Goertzen said it’s known that as many as 30 per cent of medical tests are unnecessary, and indicated other provinces have implemented standards spelling out when certain diagnostic procedures will be done. He said discussions are underway in Manitoba that would see tests done only when necessary.
He said based on recommendations of another study commissioned by the former NDP government, the health system is looking at a possible reduction to the number of hospital emergency rooms in Winnipeg. However, he gave no timeline Thursday as to when a decision would be made.
Some experts have noted that ER waits can be exacerbated by the fact not all city facilities are properly equipped to carry out a full range of diagnostic tests around the clock.
Dr. Alecs Chochinov, medical director of the Winnipeg Regional Health Authority’s emergency program, said one of the most important findings of the study is that ER patients with less urgent problems are not delaying care for people who are very seriously ill.
"That’s a very important message," he said.
Chochinov said in addressing ER efficiency in the past, administrators have focused a lot of attention on freeing up hospital beds for patients who need them, and on looking for ways to divert patients with less serious health problems to other facilities.
But comparatively little scrutiny has been devoted to the workings of emergency departments — which Chochinov likened to a "neglected middle child."
"Nobody’s paid attention to it. It’s extremely important and the processes we employ within the emergency department to look after patients on their route have to be looked at," he said.
He acknowledged that part of the solution is the need to develop "more unified standards" for when tests are ordered.
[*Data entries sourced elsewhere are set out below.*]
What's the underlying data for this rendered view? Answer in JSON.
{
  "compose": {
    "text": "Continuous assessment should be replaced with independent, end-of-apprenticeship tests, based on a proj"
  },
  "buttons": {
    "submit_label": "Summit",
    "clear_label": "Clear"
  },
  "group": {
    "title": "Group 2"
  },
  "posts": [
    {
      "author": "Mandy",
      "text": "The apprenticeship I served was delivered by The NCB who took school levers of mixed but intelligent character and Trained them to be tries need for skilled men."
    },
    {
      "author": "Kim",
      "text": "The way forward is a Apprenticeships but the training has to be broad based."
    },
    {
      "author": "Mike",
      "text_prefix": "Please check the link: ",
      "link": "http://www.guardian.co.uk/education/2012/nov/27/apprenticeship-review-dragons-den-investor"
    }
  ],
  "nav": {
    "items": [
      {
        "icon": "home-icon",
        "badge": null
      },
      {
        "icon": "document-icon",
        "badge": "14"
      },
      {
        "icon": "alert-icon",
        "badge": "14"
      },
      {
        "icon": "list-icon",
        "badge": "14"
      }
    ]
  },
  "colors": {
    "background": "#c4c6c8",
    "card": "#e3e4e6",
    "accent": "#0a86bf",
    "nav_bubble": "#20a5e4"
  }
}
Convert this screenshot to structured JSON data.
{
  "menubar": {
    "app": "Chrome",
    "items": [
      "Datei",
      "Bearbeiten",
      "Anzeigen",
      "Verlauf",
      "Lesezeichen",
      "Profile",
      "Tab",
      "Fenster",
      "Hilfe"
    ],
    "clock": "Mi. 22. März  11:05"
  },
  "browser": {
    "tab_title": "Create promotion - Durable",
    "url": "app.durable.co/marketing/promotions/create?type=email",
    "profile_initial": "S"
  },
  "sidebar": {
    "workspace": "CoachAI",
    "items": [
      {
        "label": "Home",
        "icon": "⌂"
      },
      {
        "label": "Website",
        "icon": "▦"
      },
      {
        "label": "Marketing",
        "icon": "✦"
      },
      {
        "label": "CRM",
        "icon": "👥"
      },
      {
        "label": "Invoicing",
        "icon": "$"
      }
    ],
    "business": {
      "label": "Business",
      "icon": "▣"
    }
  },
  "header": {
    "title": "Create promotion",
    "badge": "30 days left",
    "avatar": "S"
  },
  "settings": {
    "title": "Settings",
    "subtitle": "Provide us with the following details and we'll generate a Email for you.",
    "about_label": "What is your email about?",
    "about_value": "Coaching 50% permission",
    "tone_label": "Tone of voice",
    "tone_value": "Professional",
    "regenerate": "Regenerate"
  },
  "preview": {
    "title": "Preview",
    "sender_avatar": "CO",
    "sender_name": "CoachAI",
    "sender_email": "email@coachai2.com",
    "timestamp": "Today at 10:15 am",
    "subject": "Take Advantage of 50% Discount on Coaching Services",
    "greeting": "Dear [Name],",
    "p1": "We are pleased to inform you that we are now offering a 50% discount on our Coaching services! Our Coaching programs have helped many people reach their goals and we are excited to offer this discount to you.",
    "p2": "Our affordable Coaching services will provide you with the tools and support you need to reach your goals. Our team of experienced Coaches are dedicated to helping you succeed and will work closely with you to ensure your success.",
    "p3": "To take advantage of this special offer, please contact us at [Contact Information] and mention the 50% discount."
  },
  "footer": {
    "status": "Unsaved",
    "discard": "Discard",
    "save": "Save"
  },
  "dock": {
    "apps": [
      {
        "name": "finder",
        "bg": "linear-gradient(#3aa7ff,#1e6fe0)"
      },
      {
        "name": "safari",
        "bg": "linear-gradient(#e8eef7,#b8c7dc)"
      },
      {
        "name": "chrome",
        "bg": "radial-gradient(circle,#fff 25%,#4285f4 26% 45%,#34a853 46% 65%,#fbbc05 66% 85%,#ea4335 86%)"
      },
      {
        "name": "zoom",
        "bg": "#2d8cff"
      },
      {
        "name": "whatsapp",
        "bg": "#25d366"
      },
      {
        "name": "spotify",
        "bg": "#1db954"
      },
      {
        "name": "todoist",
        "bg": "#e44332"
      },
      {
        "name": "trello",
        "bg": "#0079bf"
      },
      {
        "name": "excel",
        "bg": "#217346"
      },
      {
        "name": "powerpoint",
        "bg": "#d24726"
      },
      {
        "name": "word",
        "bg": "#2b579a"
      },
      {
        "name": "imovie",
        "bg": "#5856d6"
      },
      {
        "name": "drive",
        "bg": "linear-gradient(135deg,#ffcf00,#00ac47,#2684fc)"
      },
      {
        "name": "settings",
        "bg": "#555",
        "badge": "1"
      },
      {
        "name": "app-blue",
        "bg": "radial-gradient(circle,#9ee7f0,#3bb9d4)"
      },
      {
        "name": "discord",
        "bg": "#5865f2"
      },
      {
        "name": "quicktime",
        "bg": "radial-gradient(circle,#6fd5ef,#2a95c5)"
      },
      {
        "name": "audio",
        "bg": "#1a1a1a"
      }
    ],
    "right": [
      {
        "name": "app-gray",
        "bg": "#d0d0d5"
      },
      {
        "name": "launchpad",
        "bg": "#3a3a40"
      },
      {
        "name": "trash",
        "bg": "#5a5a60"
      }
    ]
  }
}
Larry Kusch didn’t know what he wanted to do with his life until he attended a high school newspaper editor’s workshop in Regina in the summer of 1969 and listened to a university student speak glowingly about the journalism program at Carleton University in Ottawa.